◆ **To do**:
Take each line of the entries below that contains "View" and copy it.

(Dataset rows describing interfaces)

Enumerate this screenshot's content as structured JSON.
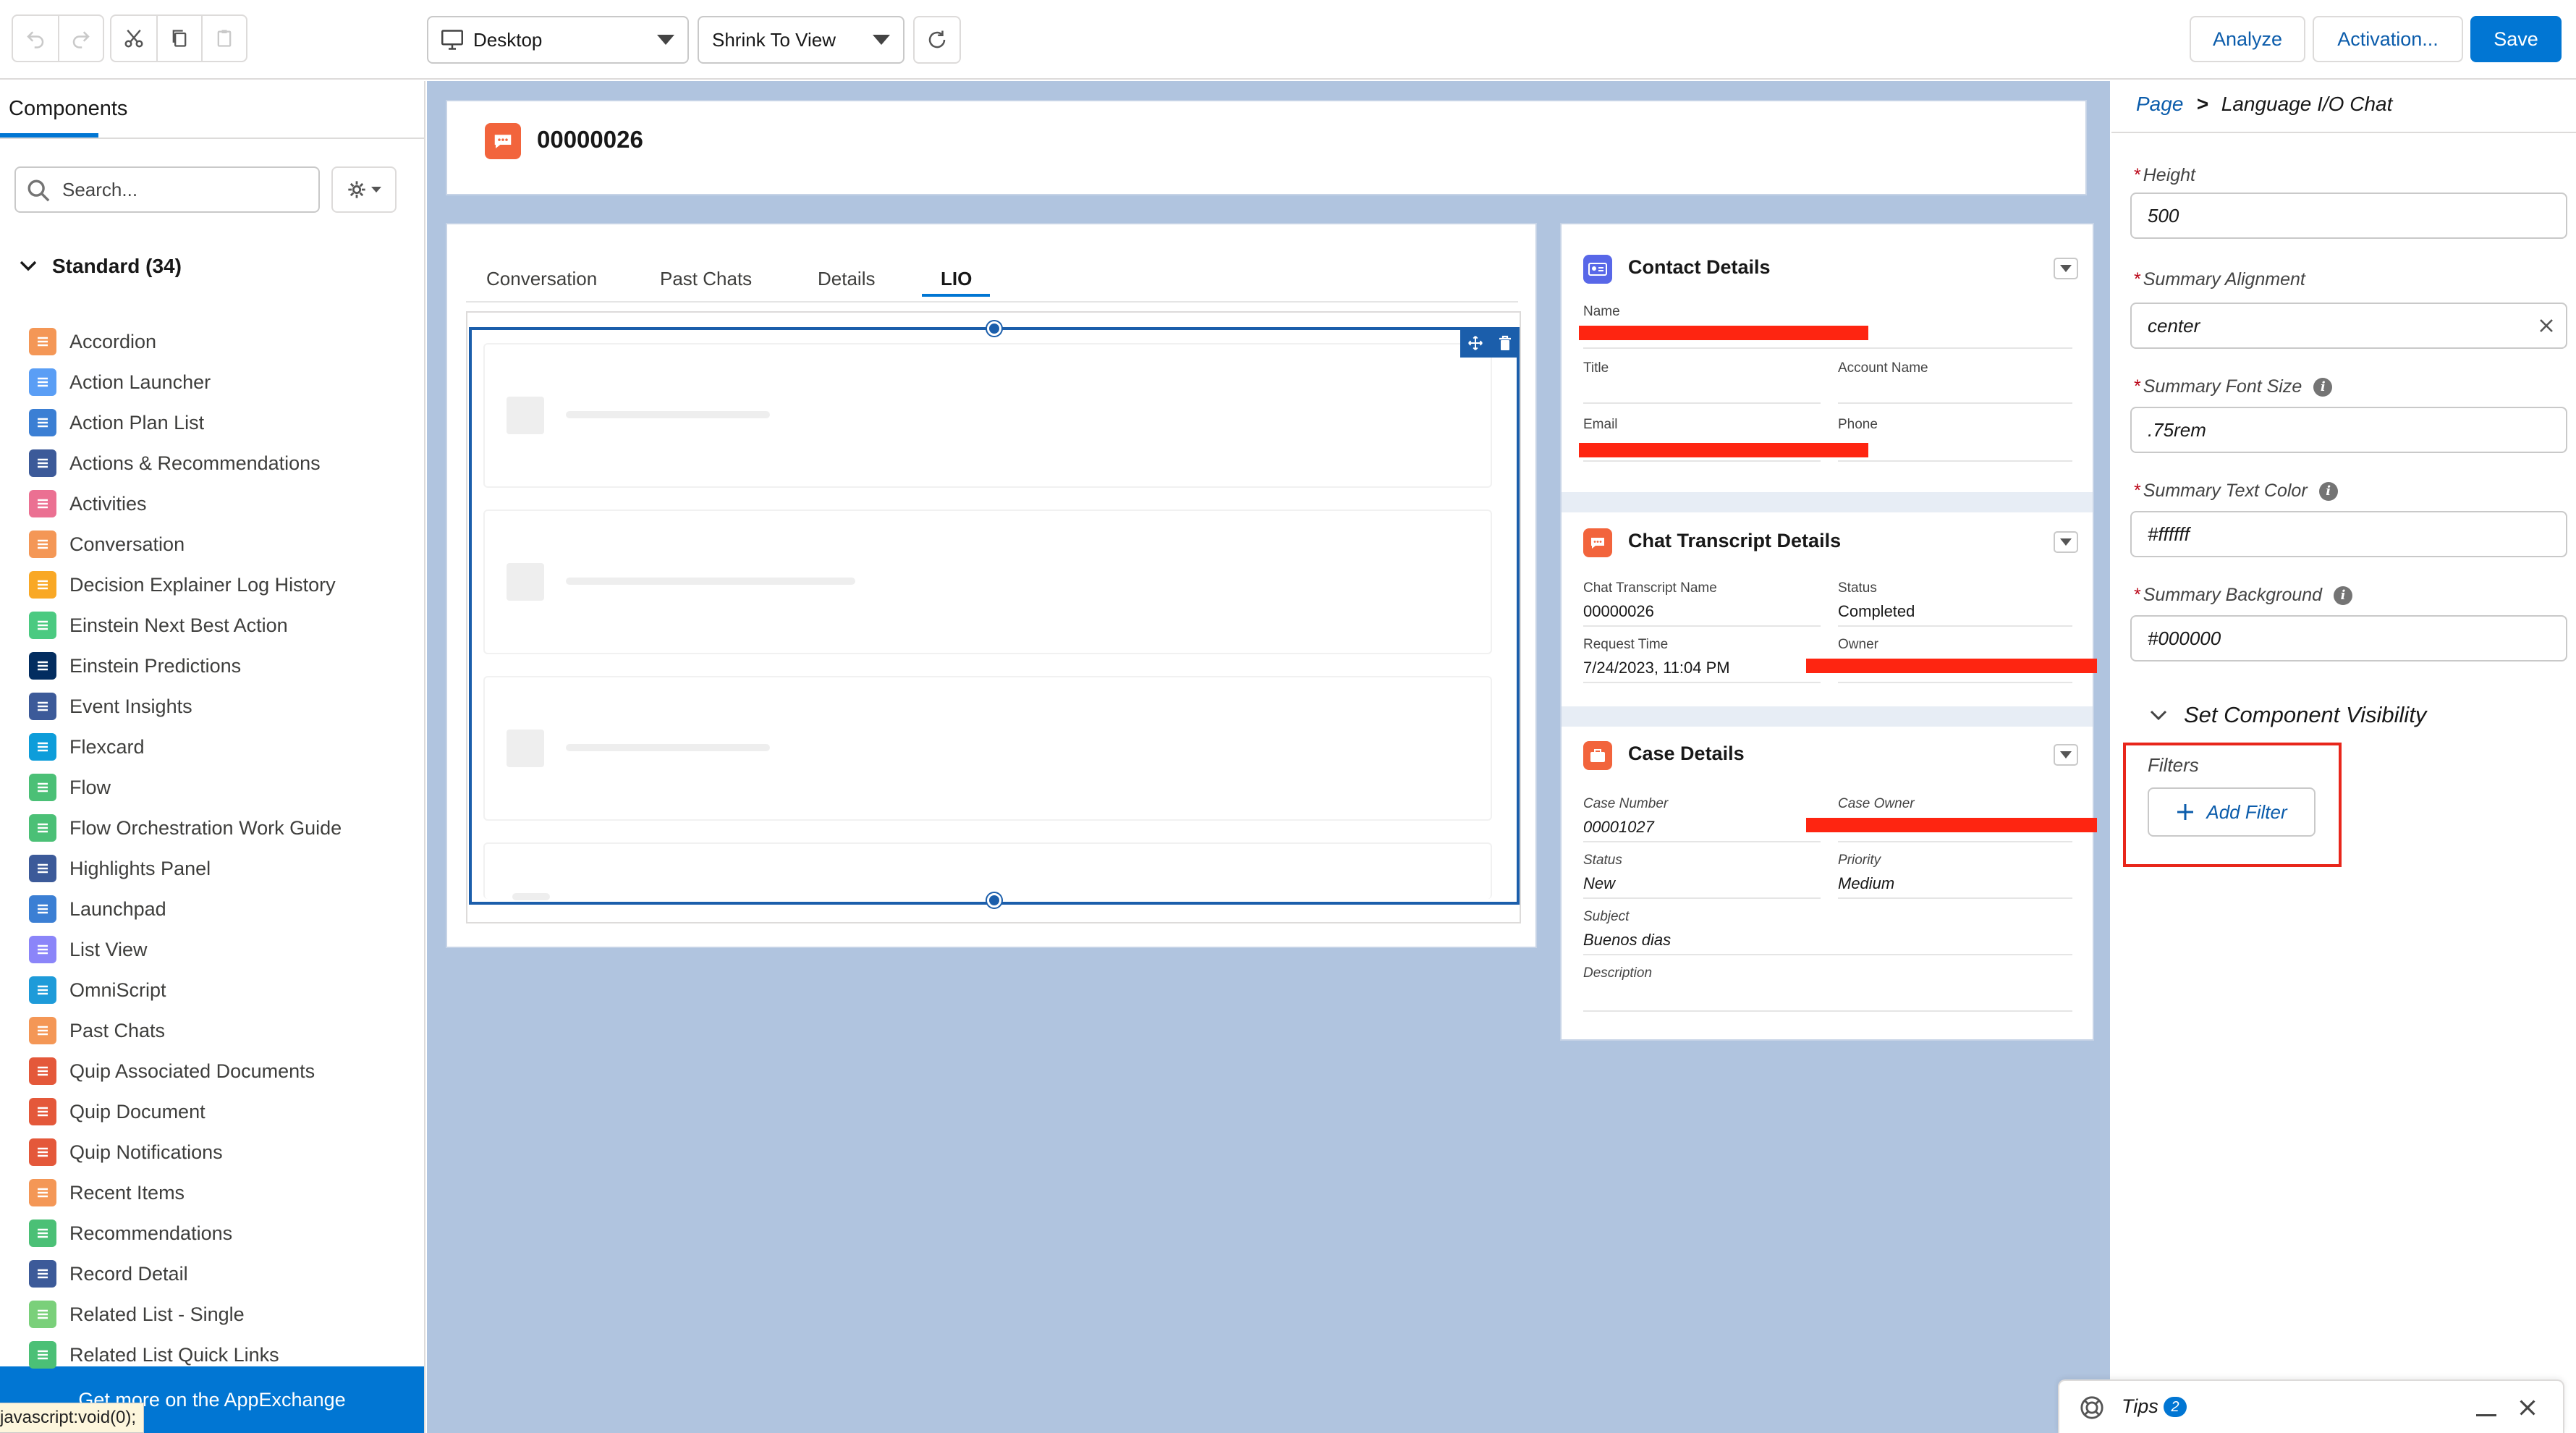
{
  "toolbar": {
    "device_select": "Desktop",
    "view_select": "Shrink To View",
    "analyze_label": "Analyze",
    "activation_label": "Activation...",
    "save_label": "Save"
  },
  "left_panel": {
    "tab_label": "Components",
    "search_placeholder": "Search...",
    "section_label": "Standard (34)",
    "items": [
      {
        "label": "Accordion",
        "color": "#f49756"
      },
      {
        "label": "Action Launcher",
        "color": "#5a9ef5"
      },
      {
        "label": "Action Plan List",
        "color": "#3b7fd4"
      },
      {
        "label": "Actions & Recommendations",
        "color": "#3c5a99"
      },
      {
        "label": "Activities",
        "color": "#eb7092"
      },
      {
        "label": "Conversation",
        "color": "#f49756"
      },
      {
        "label": "Decision Explainer Log History",
        "color": "#f9a825"
      },
      {
        "label": "Einstein Next Best Action",
        "color": "#4bca81"
      },
      {
        "label": "Einstein Predictions",
        "color": "#032d60"
      },
      {
        "label": "Event Insights",
        "color": "#3c5a99"
      },
      {
        "label": "Flexcard",
        "color": "#0d9dda"
      },
      {
        "label": "Flow",
        "color": "#4bc076"
      },
      {
        "label": "Flow Orchestration Work Guide",
        "color": "#4bc076"
      },
      {
        "label": "Highlights Panel",
        "color": "#3c5a99"
      },
      {
        "label": "Launchpad",
        "color": "#3b7fd4"
      },
      {
        "label": "List View",
        "color": "#8b85f9"
      },
      {
        "label": "OmniScript",
        "color": "#1e9bd9"
      },
      {
        "label": "Past Chats",
        "color": "#f49756"
      },
      {
        "label": "Quip Associated Documents",
        "color": "#e4583a"
      },
      {
        "label": "Quip Document",
        "color": "#e4583a"
      },
      {
        "label": "Quip Notifications",
        "color": "#e4583a"
      },
      {
        "label": "Recent Items",
        "color": "#f49756"
      },
      {
        "label": "Recommendations",
        "color": "#4bc076"
      },
      {
        "label": "Record Detail",
        "color": "#3c5a99"
      },
      {
        "label": "Related List - Single",
        "color": "#7ad07a"
      },
      {
        "label": "Related List Quick Links",
        "color": "#4bc076"
      }
    ],
    "appexchange_label": "Get more on the AppExchange",
    "status_bar": "javascript:void(0);"
  },
  "canvas": {
    "record_title": "00000026",
    "tabs": [
      "Conversation",
      "Past Chats",
      "Details",
      "LIO"
    ],
    "contact_card": {
      "title": "Contact Details",
      "name_label": "Name",
      "title_label": "Title",
      "account_label": "Account Name",
      "email_label": "Email",
      "phone_label": "Phone"
    },
    "transcript_card": {
      "title": "Chat Transcript Details",
      "name_label": "Chat Transcript Name",
      "name_value": "00000026",
      "status_label": "Status",
      "status_value": "Completed",
      "request_label": "Request Time",
      "request_value": "7/24/2023, 11:04 PM",
      "owner_label": "Owner"
    },
    "case_card": {
      "title": "Case Details",
      "number_label": "Case Number",
      "number_value": "00001027",
      "owner_label": "Case Owner",
      "status_label": "Status",
      "status_value": "New",
      "priority_label": "Priority",
      "priority_value": "Medium",
      "subject_label": "Subject",
      "subject_value": "Buenos dias",
      "description_label": "Description"
    }
  },
  "right_panel": {
    "breadcrumb_root": "Page",
    "breadcrumb_sep": ">",
    "breadcrumb_current": "Language I/O Chat",
    "height_label": "Height",
    "height_value": "500",
    "align_label": "Summary Alignment",
    "align_value": "center",
    "font_label": "Summary Font Size",
    "font_value": ".75rem",
    "text_color_label": "Summary Text Color",
    "text_color_value": "#ffffff",
    "bg_label": "Summary Background",
    "bg_value": "#000000",
    "visibility_label": "Set Component Visibility",
    "filters_label": "Filters",
    "add_filter_label": "Add Filter",
    "required_mark": "*",
    "info_glyph": "i"
  },
  "tips": {
    "label": "Tips",
    "count": "2"
  }
}
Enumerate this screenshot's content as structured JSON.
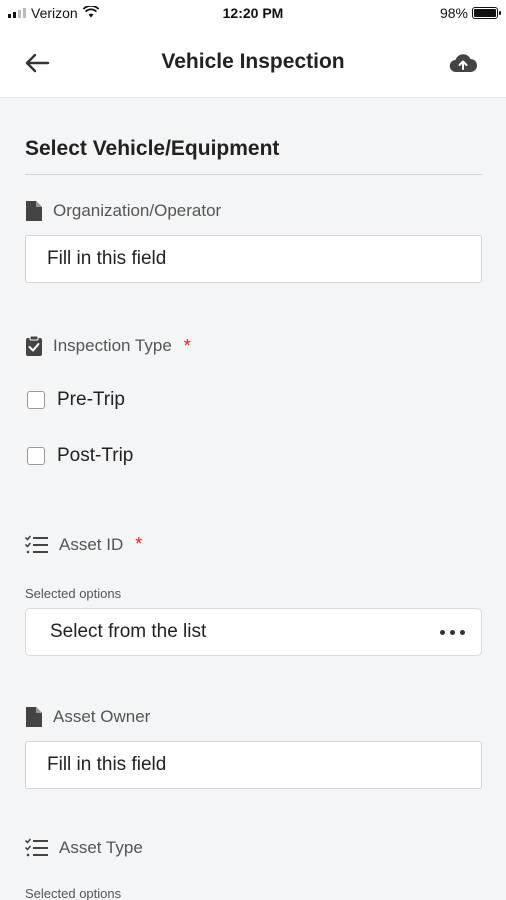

◆ **Output for this exercise**:
    "view_select": "Shrink To View",
        "label": "List View",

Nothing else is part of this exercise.